In a new article from the Guardian, Alia Ghanem, mother of Osama bin Laden, goes on the record for the first time since the terrorist attacks of 9/11.
The interview took place after Saudi Arabia’s new leadership granted the publication access in the hope that it would show the world “an outcast—not an agent—was responsible for 9/11,” according to the Guardian. (The bin Ladens, to this day, are one of the most powerful families in the region.)
In the conversation, Ghanem blames the people her son interacted with while studying economics at King Abdulaziz University in Jeddah for “changing him”:
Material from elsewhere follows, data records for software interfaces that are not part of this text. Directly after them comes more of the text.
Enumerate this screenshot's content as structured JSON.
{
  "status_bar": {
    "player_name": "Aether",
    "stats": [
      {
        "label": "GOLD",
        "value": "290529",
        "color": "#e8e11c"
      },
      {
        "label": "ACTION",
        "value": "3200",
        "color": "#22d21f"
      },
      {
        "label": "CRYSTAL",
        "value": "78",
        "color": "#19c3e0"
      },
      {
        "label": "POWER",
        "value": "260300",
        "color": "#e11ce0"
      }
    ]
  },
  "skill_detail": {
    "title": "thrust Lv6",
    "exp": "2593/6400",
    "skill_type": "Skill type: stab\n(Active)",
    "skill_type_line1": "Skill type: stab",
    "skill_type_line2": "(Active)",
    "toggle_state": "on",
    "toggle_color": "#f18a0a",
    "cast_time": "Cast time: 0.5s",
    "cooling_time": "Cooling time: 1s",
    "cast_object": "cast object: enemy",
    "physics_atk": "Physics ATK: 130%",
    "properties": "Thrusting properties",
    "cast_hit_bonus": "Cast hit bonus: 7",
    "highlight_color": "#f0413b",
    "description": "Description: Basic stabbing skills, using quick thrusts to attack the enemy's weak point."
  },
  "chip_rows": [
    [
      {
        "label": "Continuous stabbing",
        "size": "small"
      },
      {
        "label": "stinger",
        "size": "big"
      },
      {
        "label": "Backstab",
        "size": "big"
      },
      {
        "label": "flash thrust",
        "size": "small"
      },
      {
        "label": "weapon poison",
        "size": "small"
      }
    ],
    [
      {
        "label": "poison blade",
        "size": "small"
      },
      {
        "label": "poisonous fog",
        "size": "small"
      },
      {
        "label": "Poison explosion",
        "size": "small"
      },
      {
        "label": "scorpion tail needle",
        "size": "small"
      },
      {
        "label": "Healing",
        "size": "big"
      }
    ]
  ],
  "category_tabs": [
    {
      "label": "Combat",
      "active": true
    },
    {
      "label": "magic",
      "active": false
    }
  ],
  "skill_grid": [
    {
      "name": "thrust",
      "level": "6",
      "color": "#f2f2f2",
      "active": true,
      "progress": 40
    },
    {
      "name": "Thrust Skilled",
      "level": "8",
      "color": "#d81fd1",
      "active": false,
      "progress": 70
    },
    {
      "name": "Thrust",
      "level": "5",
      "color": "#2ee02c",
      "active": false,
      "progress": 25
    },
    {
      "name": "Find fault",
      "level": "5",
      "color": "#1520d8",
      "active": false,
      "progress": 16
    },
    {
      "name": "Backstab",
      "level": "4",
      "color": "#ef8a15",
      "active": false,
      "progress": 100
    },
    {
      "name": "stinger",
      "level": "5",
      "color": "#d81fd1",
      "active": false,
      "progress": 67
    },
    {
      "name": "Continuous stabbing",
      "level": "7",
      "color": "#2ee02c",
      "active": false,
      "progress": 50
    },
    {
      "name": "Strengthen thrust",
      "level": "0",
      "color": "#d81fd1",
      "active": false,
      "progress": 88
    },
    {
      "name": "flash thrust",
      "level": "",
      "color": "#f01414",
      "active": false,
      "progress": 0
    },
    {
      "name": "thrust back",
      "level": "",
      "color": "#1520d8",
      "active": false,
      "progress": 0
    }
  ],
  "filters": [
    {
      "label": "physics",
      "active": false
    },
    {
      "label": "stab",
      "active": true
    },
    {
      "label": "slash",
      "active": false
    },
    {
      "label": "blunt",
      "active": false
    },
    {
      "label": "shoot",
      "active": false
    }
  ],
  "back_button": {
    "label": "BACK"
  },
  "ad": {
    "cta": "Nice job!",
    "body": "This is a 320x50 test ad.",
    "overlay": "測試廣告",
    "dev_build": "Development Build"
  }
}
“The people at university changed him. He became a different man. He was a very good child until he met some people who pretty much brainwashed him in his early 20s. You can call it a cult. They got money for their cause. I would always tell him to stay away from them, and he would never admit to me what he was doing, because he loved me so much.”
She continued, focusing on his early life:
“Everyone who met him in the early days respected him. At the start, we were very proud of him. Even the Saudi government would treat him in a very noble, respectful way. And then came Osama the mujahid.”
And explained that she never believed her son would become a jihadist:
“It never crossed my mind. We were extremely upset. I did not want any of this to happen. Why would he throw it all away like that?”
At one point during the conversation, Ghanem leaves, allowing other members of the family to speak to the Guardian. One of Osama’s half-brothers, Ahmad, takes it as an opportunity to contextualize his mother’s thinking:
“It has been 17 years now [since 9/11] and she remains in denial about Osama. She loved him so much and refuses to blame him. Instead, she blames those around him. She only knows the good boy side, the side we all saw. She never got to know the jihadist side.”
Read the full interview here.